Week 11’s driving question was how can a clinical decision support system (CDSS) improve the quality of healthcare? Specifically, the task was to think of a clinical scenario and suggest a CDSS that can be imbedded in Community Health Information Tracking System (CHITS), an electronic medical record system crafted by the University of the Philippines Manila National Telehealth Center (UPM-NTHC), now being used in some government regional health units.
CDSS espouses evidence-based medicine, envisioned to reduce practice variation and improve quality of care. CDSS provides both the physician a (or health care professional) and the patient with computer-generated knowledge, at the point of care. It should be able to provide reminders and warnings, to both the one providing care, and the one seeking care; and pertinent to my hypothetical case, generate a list of patients eligible for a specific intervention (as for example, immunisation).
This hypothetical case is that of Jacob, a 10-year old boy who consults the regional health unit for fever and colds. When his chart was pulled up by the nurse, his immunisation record showed that while he received his BCG, DPT, OPV and Hepatitis B vaccination (required in the Philippines’ Expanded Program of Immunization), he never received his measles vaccination which should have be given at around 9 months of age.
A good CDSS for this case, should have “flagged” Jacob for having missed his measles vaccination. The system should allow the scheduling of the vaccination, which naturally has to take place after being treated for his colds. This alert should continue until such vaccination is received. The CDSS should allow scheduling of appointments for vaccination, and should also permit entry of the information when the vaccination is finally received.
Ideally, a CDSS that will address measles vaccination and compliance should be able to generate a list of patients in the system eligible for receiving our desired intervention, which is the measles vaccination in this case. When such a list is generated, health care providers, and perhaps in some cases the local government units or social workers, can help track such patients, and make them available for the intervention.
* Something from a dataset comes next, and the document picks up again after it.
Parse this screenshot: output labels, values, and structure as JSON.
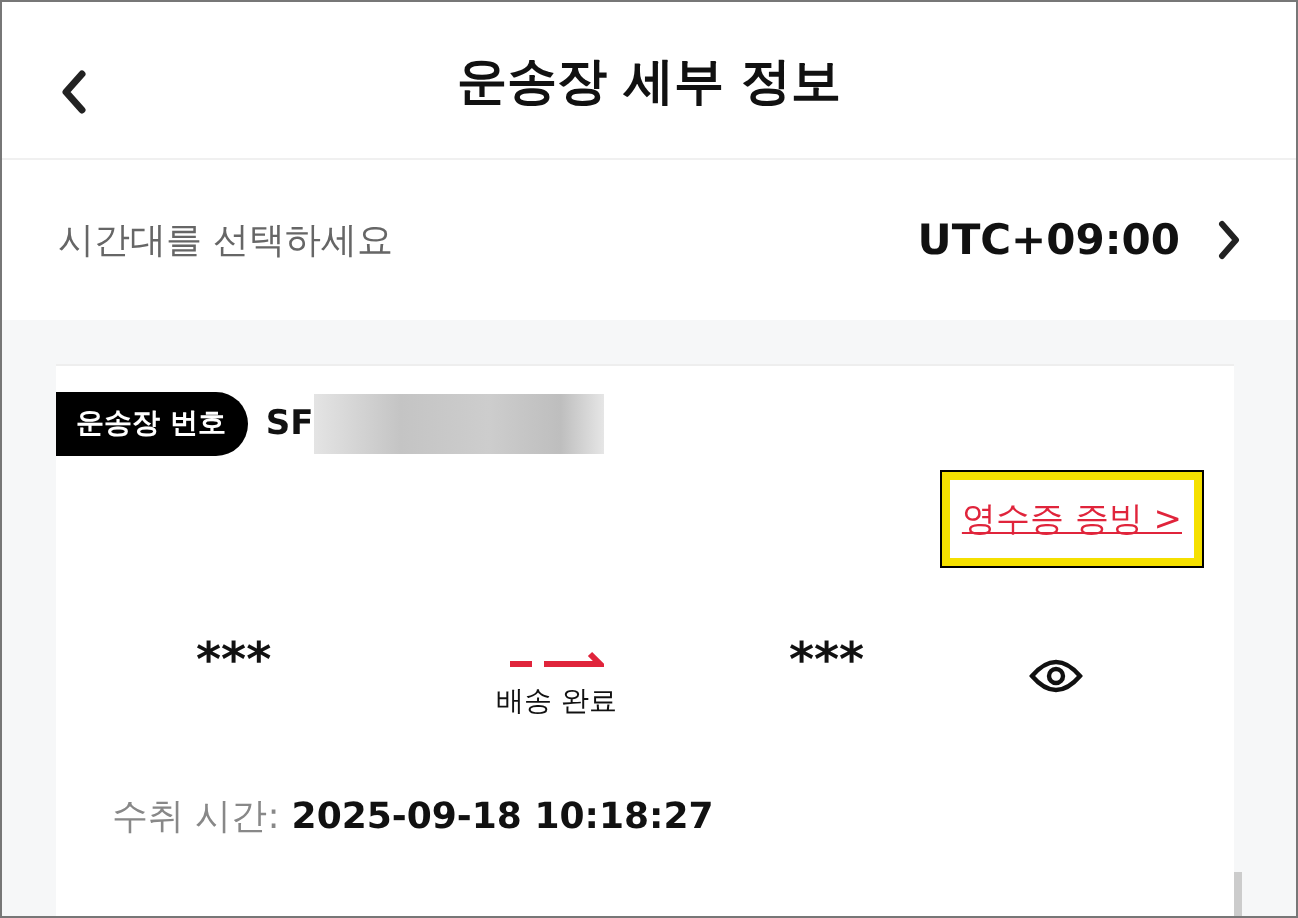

Additionally, CDSS alerts for rubella vaccination can also be used even before conception. Family planning seminars a requisite for getting a marriage license is perfect timing for would-be mothers to receive information and vaccination. The same is true for mothers who consult prenatally at the regional health units. There should be no second child with rubella. Nine months before a child is born, is plenty of opportunity to alert this mother of the need for a rubella vaccine when the situation is ripe for her to receive such a vaccine. In the same manner, mothers who give birth to patients with rubella, should be alerted that all other children not exposed as yet are good candidates for receiving the vaccine.
For rubella vaccination to achieve our desired outcome or reduced mortality and morbidity from congenital rubella syndrome, a 95% vaccination coverage is necessary. The Philippines used to reach 70%, and even then we lament. Latest figures put Metro Manila at 40%, we waited for an epidemic before a LIGTAS TIGDAS campaign was launched. While yet unable to achieve targets, a question of sustaining immunisation campaigns should also be addressed. Incorporating alerts, reminders, and trackers in CHITS is one such means to achieve this goal. Is CHITS ready?